“What a pity,” I remarked, pleasantly, “that you are so thin. Shall I come down and hold the boat still while you get out? Wet flannel has such a clinging effect.”
Jimmie is a good deal of a gentleman, so he made no reply. I was just turning away, resolving in a Christian spirit to order him a hot Scotch, when I heard a splash and a remark which was full of exclamation points, asterisks, and other things, and looking down I saw the canoe bottom upwards, with Jimmie clinging to it indignantly blowing a large quantity of Thames water from his mouth in a manner which led me to know that the sooner I got away from there the better it would be for me. I kept out of his way until dinner-time, and only permitted him to suspect that I saw his disappearance by politely ignoring the fact that all his and Mrs. Jimmie’s lingerie, to speak delicately, was floating about, hanging from pegs in unused portions of the house-boat. My silence was so suspicious that finally Jimmie could stand it no longer.

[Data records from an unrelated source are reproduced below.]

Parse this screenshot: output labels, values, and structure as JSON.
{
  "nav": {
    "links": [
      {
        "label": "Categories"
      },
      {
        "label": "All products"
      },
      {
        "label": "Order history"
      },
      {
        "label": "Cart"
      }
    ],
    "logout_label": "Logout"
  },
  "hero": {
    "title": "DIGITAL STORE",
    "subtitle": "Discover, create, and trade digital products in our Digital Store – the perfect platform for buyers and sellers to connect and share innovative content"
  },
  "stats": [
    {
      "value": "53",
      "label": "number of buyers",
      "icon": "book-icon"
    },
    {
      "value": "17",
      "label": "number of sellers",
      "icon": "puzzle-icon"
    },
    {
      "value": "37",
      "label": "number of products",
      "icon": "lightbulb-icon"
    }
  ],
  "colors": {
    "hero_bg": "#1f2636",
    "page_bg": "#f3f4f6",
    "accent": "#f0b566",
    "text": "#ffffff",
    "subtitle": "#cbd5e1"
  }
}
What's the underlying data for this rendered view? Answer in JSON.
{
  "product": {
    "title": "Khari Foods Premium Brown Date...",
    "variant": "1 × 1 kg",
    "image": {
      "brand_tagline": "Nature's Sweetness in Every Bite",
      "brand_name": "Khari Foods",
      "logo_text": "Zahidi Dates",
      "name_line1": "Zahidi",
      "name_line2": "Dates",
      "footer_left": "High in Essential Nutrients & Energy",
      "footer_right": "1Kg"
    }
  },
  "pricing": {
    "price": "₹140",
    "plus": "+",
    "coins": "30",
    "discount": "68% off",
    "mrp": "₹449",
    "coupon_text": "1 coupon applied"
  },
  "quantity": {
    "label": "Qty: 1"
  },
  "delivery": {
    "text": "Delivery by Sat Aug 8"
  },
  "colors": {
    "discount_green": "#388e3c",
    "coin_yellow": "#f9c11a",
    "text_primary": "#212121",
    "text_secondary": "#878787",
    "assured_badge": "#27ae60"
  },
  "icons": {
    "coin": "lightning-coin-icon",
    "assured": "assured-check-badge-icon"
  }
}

“Did you see me go down?” he demanded.
“I did not,” I answered him, firmly, whereat he released my elbow and I edged around to the other side of the table.
“But I saw you come up,” I said, pleasantly, “and I saw what you said.”
“Saw?” said Jimmie. “Saw what I said?”
“Certainly! There was enough blue light around your remarks for me to have seen them in the dark.”
“Well, what have you got to say about it?” he said, resigning himself.
“Only this, and that is that this afternoon’s performance in that canoe was the only instance in my life where I thoroughly approved of the workings of Providence. Ordinarily the good die young and the guilty one escapes.”
“Is that all?” growled Jimmie.
“Yes,” I said, hesitatingly, “I think it is. Did I mention before that I thought you were thin?”
“You certainly did,” said Jimmie.
“Your legs,” I went on, but just then I was interrupted by the reappearance of a little German musician, who had floated up the river two days before in a white flannel suit without change of linen and who played accompaniments of our singers so well that Jimmie permitted him to stay on without either actually inviting him or showing him that his presence was not any particular addition to our enjoyment.
Jimmie objected violently to some of his sentiments, which the German was tactless enough to keep thrusting in our faces. He was as offensive to our English friends on the subject of England as he was to us concerning America, but one of the Englishmen sang and couldn’t play a note, so Jimmie let the German stay, because Miss Wemyss wanted him to.
Although secretly I think Jimmie and I hated him, we are sometimes polite enough not to say everything we think, but at any rate there never was a moment when Jimmie and I wouldn’t leave off attacking each other, hoping for an opportunity for a fight with the German, which thus far he had escaped by the skin of his teeth.